Cumulative, accumulative, additive, summative are comparable when meaning increasing or produced by the addition of like or assimilable things.
Something is cumulative which is constantly increasing or is capable of constant increase (as in size, amount, power, or severity) by successive additions, successive accretions, or successive repetitions; thus, the cumulative effect of a drug may be harmful even though the immediate effect of each dose has, apparently, been beneficial; terror is cumulative because one fear tends to inspire another.
Something is accumulative which is constantly increasing in amount or bulk through successive additions or which has reached its sum total or magnitude through many such additions.
Cumulative is now used more often than accumulative especially where increasing severity or enhancement in influence or power are to be suggested.
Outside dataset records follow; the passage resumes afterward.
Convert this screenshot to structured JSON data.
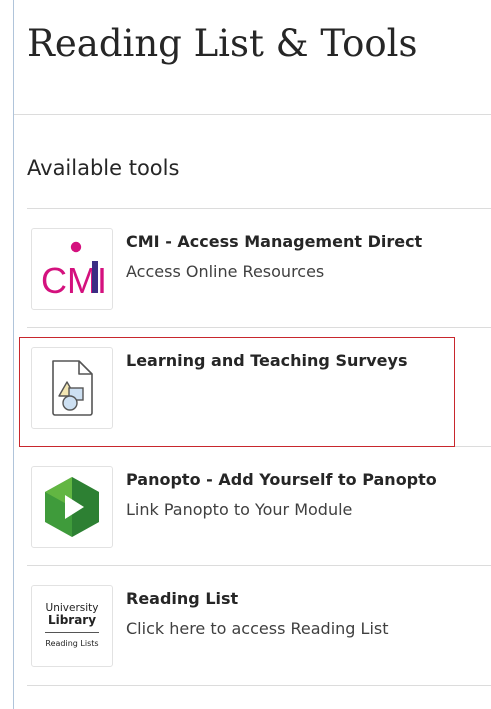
{
  "page": {
    "title": "Reading List & Tools"
  },
  "section": {
    "heading": "Available tools"
  },
  "tools": [
    {
      "name": "CMI - Access Management Direct",
      "description": "Access Online Resources",
      "icon": "cmi-logo-icon",
      "logo_text": "CMI"
    },
    {
      "name": "Learning and Teaching Surveys",
      "description": "",
      "icon": "document-shapes-icon",
      "highlighted": true
    },
    {
      "name": "Panopto - Add Yourself to Panopto",
      "description": "Link Panopto to Your Module",
      "icon": "panopto-logo-icon"
    },
    {
      "name": "Reading List",
      "description": "Click here to access Reading List",
      "icon": "university-library-logo-icon",
      "logo_lines": [
        "University",
        "Library",
        "Reading Lists"
      ]
    }
  ],
  "colors": {
    "cmi_magenta": "#d4117e",
    "cmi_purple": "#3b2d83",
    "panopto_green": "#3f9b3b",
    "panopto_dark_green": "#1f6a2d",
    "highlight_red": "#c8272d",
    "divider": "#dcdcdc",
    "panel_border": "#b0c4da"
  }
}
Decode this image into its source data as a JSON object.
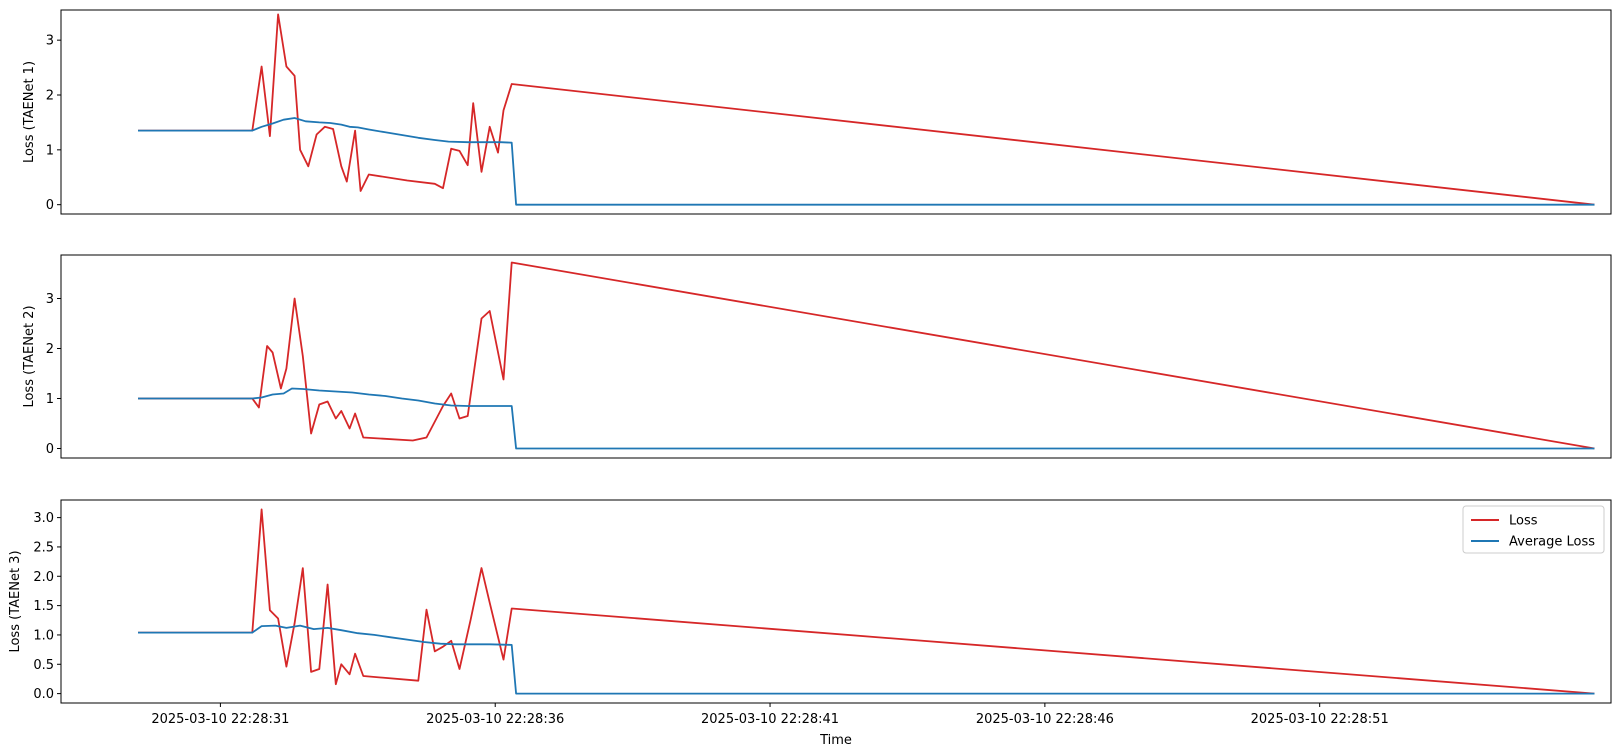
{
  "chart_data": {
    "type": "line",
    "xlabel": "Time",
    "x_tick_labels": [
      "2025-03-10 22:28:31",
      "2025-03-10 22:28:36",
      "2025-03-10 22:28:41",
      "2025-03-10 22:28:46",
      "2025-03-10 22:28:51"
    ],
    "x_tick_seconds": [
      31,
      36,
      41,
      46,
      51
    ],
    "xlim_seconds": [
      28.1,
      56.3
    ],
    "grid": false,
    "legend": {
      "placement": "upper right",
      "panel": 3,
      "entries": [
        "Loss",
        "Average Loss"
      ]
    },
    "colors": {
      "loss": "#d62728",
      "average_loss": "#1f77b4"
    },
    "panels": [
      {
        "ylabel": "Loss (TAENet 1)",
        "ylim": [
          -0.17,
          3.55
        ],
        "yticks": [
          0,
          1,
          2,
          3
        ],
        "ytick_labels": [
          "0",
          "1",
          "2",
          "3"
        ],
        "series": [
          {
            "name": "Loss",
            "x": [
              29.5,
              31.58,
              31.75,
              31.9,
              32.05,
              32.2,
              32.35,
              32.45,
              32.6,
              32.75,
              32.9,
              33.05,
              33.2,
              33.3,
              33.45,
              33.55,
              33.7,
              34.4,
              34.9,
              35.05,
              35.2,
              35.35,
              35.5,
              35.6,
              35.75,
              35.9,
              36.05,
              36.15,
              36.3,
              56.0
            ],
            "y": [
              1.35,
              1.35,
              2.52,
              1.25,
              3.47,
              2.52,
              2.35,
              1.0,
              0.7,
              1.28,
              1.42,
              1.38,
              0.7,
              0.42,
              1.35,
              0.25,
              0.55,
              0.44,
              0.38,
              0.3,
              1.02,
              0.98,
              0.72,
              1.85,
              0.6,
              1.42,
              0.95,
              1.72,
              2.2,
              0.0
            ]
          },
          {
            "name": "Average Loss",
            "x": [
              29.5,
              31.58,
              31.75,
              31.95,
              32.15,
              32.35,
              32.55,
              32.8,
              33.0,
              33.2,
              33.35,
              33.5,
              33.7,
              34.0,
              34.3,
              34.6,
              34.9,
              35.15,
              35.5,
              35.8,
              36.1,
              36.3,
              36.38,
              56.0
            ],
            "y": [
              1.35,
              1.35,
              1.42,
              1.48,
              1.55,
              1.58,
              1.52,
              1.5,
              1.49,
              1.46,
              1.42,
              1.41,
              1.37,
              1.32,
              1.27,
              1.22,
              1.18,
              1.15,
              1.14,
              1.14,
              1.14,
              1.13,
              0.0,
              0.0
            ]
          }
        ]
      },
      {
        "ylabel": "Loss (TAENet 2)",
        "ylim": [
          -0.19,
          3.87
        ],
        "yticks": [
          0,
          1,
          2,
          3
        ],
        "ytick_labels": [
          "0",
          "1",
          "2",
          "3"
        ],
        "series": [
          {
            "name": "Loss",
            "x": [
              29.5,
              31.58,
              31.7,
              31.85,
              31.95,
              32.1,
              32.2,
              32.35,
              32.5,
              32.65,
              32.8,
              32.95,
              33.1,
              33.2,
              33.35,
              33.45,
              33.6,
              34.5,
              34.75,
              35.05,
              35.2,
              35.35,
              35.5,
              35.75,
              35.9,
              36.15,
              36.3,
              56.0
            ],
            "y": [
              1.0,
              1.0,
              0.82,
              2.05,
              1.92,
              1.2,
              1.6,
              3.0,
              1.85,
              0.3,
              0.88,
              0.94,
              0.6,
              0.75,
              0.4,
              0.7,
              0.22,
              0.16,
              0.22,
              0.85,
              1.1,
              0.6,
              0.65,
              2.6,
              2.75,
              1.38,
              3.72,
              0.0
            ]
          },
          {
            "name": "Average Loss",
            "x": [
              29.5,
              31.58,
              31.75,
              31.95,
              32.15,
              32.3,
              32.5,
              32.8,
              33.1,
              33.4,
              33.7,
              34.0,
              34.3,
              34.6,
              34.9,
              35.2,
              35.5,
              35.8,
              36.1,
              36.3,
              36.38,
              56.0
            ],
            "y": [
              1.0,
              1.0,
              1.02,
              1.08,
              1.1,
              1.2,
              1.19,
              1.16,
              1.14,
              1.12,
              1.08,
              1.05,
              1.0,
              0.96,
              0.9,
              0.86,
              0.85,
              0.85,
              0.85,
              0.85,
              0.0,
              0.0
            ]
          }
        ]
      },
      {
        "ylabel": "Loss (TAENet 3)",
        "ylim": [
          -0.16,
          3.3
        ],
        "yticks": [
          0.0,
          0.5,
          1.0,
          1.5,
          2.0,
          2.5,
          3.0
        ],
        "ytick_labels": [
          "0.0",
          "0.5",
          "1.0",
          "1.5",
          "2.0",
          "2.5",
          "3.0"
        ],
        "series": [
          {
            "name": "Loss",
            "x": [
              29.5,
              31.58,
              31.75,
              31.9,
              32.05,
              32.2,
              32.35,
              32.5,
              32.65,
              32.8,
              32.95,
              33.1,
              33.2,
              33.35,
              33.45,
              33.6,
              34.6,
              34.75,
              34.9,
              35.05,
              35.2,
              35.35,
              35.55,
              35.75,
              35.9,
              36.15,
              36.3,
              56.0
            ],
            "y": [
              1.04,
              1.04,
              3.14,
              1.42,
              1.28,
              0.46,
              1.2,
              2.14,
              0.37,
              0.42,
              1.86,
              0.16,
              0.5,
              0.33,
              0.68,
              0.3,
              0.22,
              1.43,
              0.72,
              0.8,
              0.9,
              0.42,
              1.25,
              2.14,
              1.55,
              0.58,
              1.45,
              0.0
            ]
          },
          {
            "name": "Average Loss",
            "x": [
              29.5,
              31.58,
              31.75,
              32.0,
              32.2,
              32.45,
              32.7,
              32.95,
              33.2,
              33.5,
              33.8,
              34.1,
              34.4,
              34.7,
              35.0,
              35.3,
              35.6,
              35.9,
              36.3,
              36.38,
              56.0
            ],
            "y": [
              1.04,
              1.04,
              1.15,
              1.16,
              1.12,
              1.16,
              1.1,
              1.12,
              1.08,
              1.03,
              1.0,
              0.96,
              0.92,
              0.88,
              0.85,
              0.84,
              0.84,
              0.84,
              0.83,
              0.0,
              0.0
            ]
          }
        ]
      }
    ]
  }
}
Something is additive which is of such a nature that it is capable either of assimilation to or incorporation in something else or of growth by additions.
An additive detail, element, or factor is one that has such affinity for another thing that it becomes a constituent part of that thing; thus, red, green, and blue-violet are the additive colors and are used in color photography because they blend to form any color.
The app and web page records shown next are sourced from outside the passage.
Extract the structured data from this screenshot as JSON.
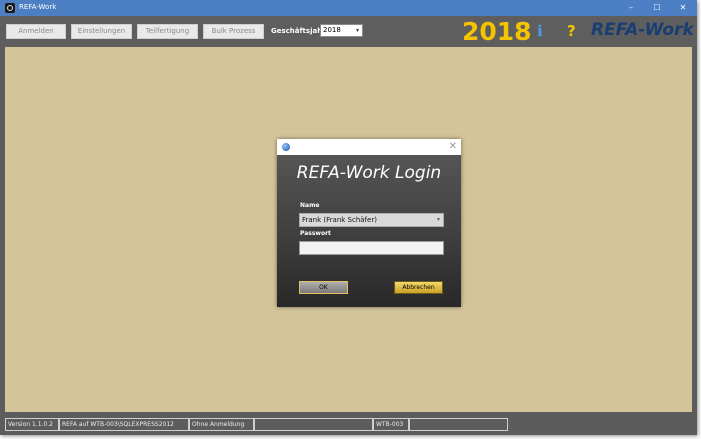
{
  "window": {
    "title": "REFA-Work",
    "minimize": "–",
    "maximize": "☐",
    "close": "✕"
  },
  "toolbar": {
    "buttons": [
      "Anmelden",
      "Einstellungen",
      "Teilfertigung",
      "Bulk Prozess"
    ],
    "fiscal_year_label": "Geschäftsjahr",
    "fiscal_year_value": "2018",
    "year_display": "2018",
    "info_icon": "i",
    "help_icon": "?",
    "brand": "REFA-Work"
  },
  "dialog": {
    "title": "",
    "heading": "REFA-Work Login",
    "name_label": "Name",
    "name_value": "Frank (Frank Schäfer)",
    "password_label": "Passwort",
    "password_value": "",
    "ok_label": "OK",
    "cancel_label": "Abbrechen",
    "close": "✕"
  },
  "statusbar": {
    "version": "Version 1.1.0.2",
    "server": "REFA auf WTB-003\\SQLEXPRESS2012",
    "login_status": "Ohne Anmeldung",
    "empty_1": "",
    "machine": "WTB-003",
    "empty_2": ""
  },
  "colors": {
    "titlebar": "#4d7fc4",
    "toolbar": "#5e5e5e",
    "workspace": "#d3c599",
    "year_accent": "#f5c400",
    "brand": "#1a3d73",
    "info": "#4a9be8"
  },
  "icons": {
    "app": "refa-app-icon",
    "dialog": "globe-icon",
    "info": "info-icon",
    "help": "help-icon",
    "dropdown": "chevron-down-icon"
  }
}
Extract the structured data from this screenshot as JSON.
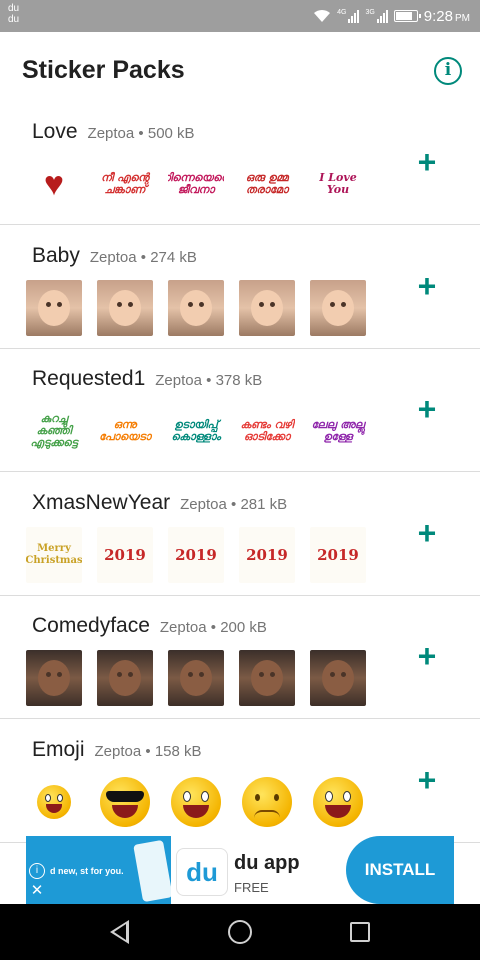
{
  "status_bar": {
    "carrier_line1": "du",
    "carrier_line2": "du",
    "signal1_label": "4G",
    "signal2_label": "3G",
    "battery_level_percent": 85,
    "time": "9:28",
    "ampm": "PM"
  },
  "header": {
    "title": "Sticker Packs",
    "info_icon": "info-icon"
  },
  "packs": [
    {
      "name": "Love",
      "publisher": "Zeptoa",
      "separator": "•",
      "size": "500 kB",
      "stickers": [
        {
          "kind": "silhouette",
          "text": "♥"
        },
        {
          "kind": "text",
          "text": "നീ എന്റെ ചങ്കാണ്",
          "color": "#d32f2f"
        },
        {
          "kind": "text",
          "text": "നിന്നെയെന്റെ ജീവനാ",
          "color": "#c2185b"
        },
        {
          "kind": "text",
          "text": "ഒരു ഉമ്മ തരാമോ",
          "color": "#c62828"
        },
        {
          "kind": "text",
          "text": "I Love You",
          "color": "#ad1457"
        }
      ]
    },
    {
      "name": "Baby",
      "publisher": "Zeptoa",
      "separator": "•",
      "size": "274 kB",
      "stickers": [
        {
          "kind": "photo"
        },
        {
          "kind": "photo"
        },
        {
          "kind": "photo"
        },
        {
          "kind": "photo"
        },
        {
          "kind": "photo"
        }
      ]
    },
    {
      "name": "Requested1",
      "publisher": "Zeptoa",
      "separator": "•",
      "size": "378 kB",
      "stickers": [
        {
          "kind": "text",
          "text": "കുറച്ചു കഞ്ഞി എടുക്കട്ടെ",
          "color": "#43a047"
        },
        {
          "kind": "text",
          "text": "ഒന്നു പോയെടാ",
          "color": "#f57c00"
        },
        {
          "kind": "text",
          "text": "ഉടായിപ്പ് കൊള്ളാം",
          "color": "#00897b"
        },
        {
          "kind": "text",
          "text": "കണ്ടം വഴി ഓടിക്കോ",
          "color": "#e53935"
        },
        {
          "kind": "text",
          "text": "ലേലു അല്ലു ഉള്ളേ",
          "color": "#8e24aa"
        }
      ]
    },
    {
      "name": "XmasNewYear",
      "publisher": "Zeptoa",
      "separator": "•",
      "size": "281 kB",
      "stickers": [
        {
          "kind": "xmas",
          "text": "Merry Christmas"
        },
        {
          "kind": "xmas",
          "text": "2019"
        },
        {
          "kind": "xmas",
          "text": "2019"
        },
        {
          "kind": "xmas",
          "text": "2019"
        },
        {
          "kind": "xmas",
          "text": "2019"
        }
      ]
    },
    {
      "name": "Comedyface",
      "publisher": "Zeptoa",
      "separator": "•",
      "size": "200 kB",
      "stickers": [
        {
          "kind": "darkphoto"
        },
        {
          "kind": "darkphoto"
        },
        {
          "kind": "darkphoto"
        },
        {
          "kind": "darkphoto"
        },
        {
          "kind": "darkphoto"
        }
      ]
    },
    {
      "name": "Emoji",
      "publisher": "Zeptoa",
      "separator": "•",
      "size": "158 kB",
      "stickers": [
        {
          "kind": "emoji-small"
        },
        {
          "kind": "emoji-shades"
        },
        {
          "kind": "emoji-smile"
        },
        {
          "kind": "emoji-sad"
        },
        {
          "kind": "emoji-smile"
        }
      ]
    }
  ],
  "add_icon": "plus-icon",
  "add_symbol": "+",
  "ad": {
    "image_text": "d new, st for you.",
    "logo_text": "du",
    "app_name": "du app",
    "price": "FREE",
    "install_label": "INSTALL",
    "info_symbol": "i",
    "close_symbol": "✕"
  },
  "nav_bar": {
    "icons": [
      "back-icon",
      "home-icon",
      "recents-icon"
    ]
  },
  "colors": {
    "accent": "#00897b",
    "ad_blue": "#1e9ad6"
  }
}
Something is summative which is capable of association or combination with other things so as to produce such a sum total as an additive whole or a cumulative effect.